**TASK DETAILS:** Copy out all lines of the listing below that hold "heading".

+++ DATA SECTION +++

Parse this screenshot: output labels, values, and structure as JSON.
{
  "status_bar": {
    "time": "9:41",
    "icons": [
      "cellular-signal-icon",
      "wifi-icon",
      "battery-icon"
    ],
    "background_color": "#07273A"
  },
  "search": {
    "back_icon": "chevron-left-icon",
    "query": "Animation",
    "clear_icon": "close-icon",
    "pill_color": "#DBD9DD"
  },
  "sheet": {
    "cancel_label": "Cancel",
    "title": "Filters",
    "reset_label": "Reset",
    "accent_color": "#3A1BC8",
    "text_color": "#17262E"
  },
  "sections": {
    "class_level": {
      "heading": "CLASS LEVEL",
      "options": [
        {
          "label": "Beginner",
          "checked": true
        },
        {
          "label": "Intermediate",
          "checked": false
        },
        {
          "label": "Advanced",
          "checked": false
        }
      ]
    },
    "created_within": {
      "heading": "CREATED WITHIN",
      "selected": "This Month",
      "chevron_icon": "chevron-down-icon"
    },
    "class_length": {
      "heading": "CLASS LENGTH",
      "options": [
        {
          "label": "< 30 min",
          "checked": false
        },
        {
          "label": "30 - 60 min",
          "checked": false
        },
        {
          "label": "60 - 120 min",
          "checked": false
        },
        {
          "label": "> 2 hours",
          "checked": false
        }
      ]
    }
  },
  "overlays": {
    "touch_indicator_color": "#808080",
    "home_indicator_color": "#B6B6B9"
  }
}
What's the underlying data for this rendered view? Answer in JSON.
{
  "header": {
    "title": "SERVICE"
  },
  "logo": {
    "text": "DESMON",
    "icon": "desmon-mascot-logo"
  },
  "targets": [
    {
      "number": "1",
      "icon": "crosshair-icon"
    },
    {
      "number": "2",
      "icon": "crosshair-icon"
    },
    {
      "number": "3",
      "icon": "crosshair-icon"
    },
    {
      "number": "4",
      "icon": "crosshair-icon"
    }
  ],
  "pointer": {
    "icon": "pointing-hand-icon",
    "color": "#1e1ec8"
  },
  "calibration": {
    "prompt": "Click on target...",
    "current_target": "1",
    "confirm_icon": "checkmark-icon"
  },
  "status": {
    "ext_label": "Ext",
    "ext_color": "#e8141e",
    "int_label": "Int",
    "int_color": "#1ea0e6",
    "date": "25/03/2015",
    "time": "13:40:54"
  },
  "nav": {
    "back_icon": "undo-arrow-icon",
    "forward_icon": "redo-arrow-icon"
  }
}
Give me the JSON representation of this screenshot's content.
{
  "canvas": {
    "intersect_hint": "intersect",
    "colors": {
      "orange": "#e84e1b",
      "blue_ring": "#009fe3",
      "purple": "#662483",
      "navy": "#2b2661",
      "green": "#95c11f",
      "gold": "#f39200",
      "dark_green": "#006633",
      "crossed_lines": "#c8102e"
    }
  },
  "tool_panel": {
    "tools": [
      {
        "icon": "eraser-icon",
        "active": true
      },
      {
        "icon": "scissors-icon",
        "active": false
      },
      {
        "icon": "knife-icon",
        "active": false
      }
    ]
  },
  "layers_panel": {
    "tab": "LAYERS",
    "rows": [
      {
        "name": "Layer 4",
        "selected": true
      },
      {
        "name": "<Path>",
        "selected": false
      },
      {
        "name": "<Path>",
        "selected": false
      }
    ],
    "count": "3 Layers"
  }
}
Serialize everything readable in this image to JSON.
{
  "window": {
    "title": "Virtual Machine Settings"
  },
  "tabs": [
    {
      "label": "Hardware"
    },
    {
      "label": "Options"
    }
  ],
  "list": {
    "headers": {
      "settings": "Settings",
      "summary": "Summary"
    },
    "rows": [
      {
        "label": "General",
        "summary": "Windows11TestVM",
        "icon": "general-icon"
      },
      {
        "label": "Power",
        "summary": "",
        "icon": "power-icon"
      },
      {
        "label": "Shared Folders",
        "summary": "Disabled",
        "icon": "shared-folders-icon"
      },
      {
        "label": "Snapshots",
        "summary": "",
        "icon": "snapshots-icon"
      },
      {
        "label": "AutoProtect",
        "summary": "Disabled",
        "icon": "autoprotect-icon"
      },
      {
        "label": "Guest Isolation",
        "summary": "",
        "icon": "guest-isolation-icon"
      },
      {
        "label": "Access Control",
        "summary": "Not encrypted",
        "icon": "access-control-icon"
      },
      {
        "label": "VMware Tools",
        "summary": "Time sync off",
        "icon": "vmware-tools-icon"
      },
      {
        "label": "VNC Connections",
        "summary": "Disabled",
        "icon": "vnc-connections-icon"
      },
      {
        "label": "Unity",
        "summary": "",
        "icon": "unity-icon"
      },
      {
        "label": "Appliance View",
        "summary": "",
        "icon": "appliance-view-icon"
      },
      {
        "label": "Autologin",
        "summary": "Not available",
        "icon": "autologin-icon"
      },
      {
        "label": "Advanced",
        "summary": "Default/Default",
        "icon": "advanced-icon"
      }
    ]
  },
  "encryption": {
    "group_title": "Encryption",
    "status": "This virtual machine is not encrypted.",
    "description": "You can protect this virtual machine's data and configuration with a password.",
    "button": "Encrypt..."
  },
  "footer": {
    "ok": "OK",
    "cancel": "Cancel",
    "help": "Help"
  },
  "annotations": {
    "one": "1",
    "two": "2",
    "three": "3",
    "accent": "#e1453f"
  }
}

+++

**EXPECTED ANSWER:**
      "heading": "CLASS LEVEL",
      "heading": "CREATED WITHIN",
      "heading": "CLASS LENGTH",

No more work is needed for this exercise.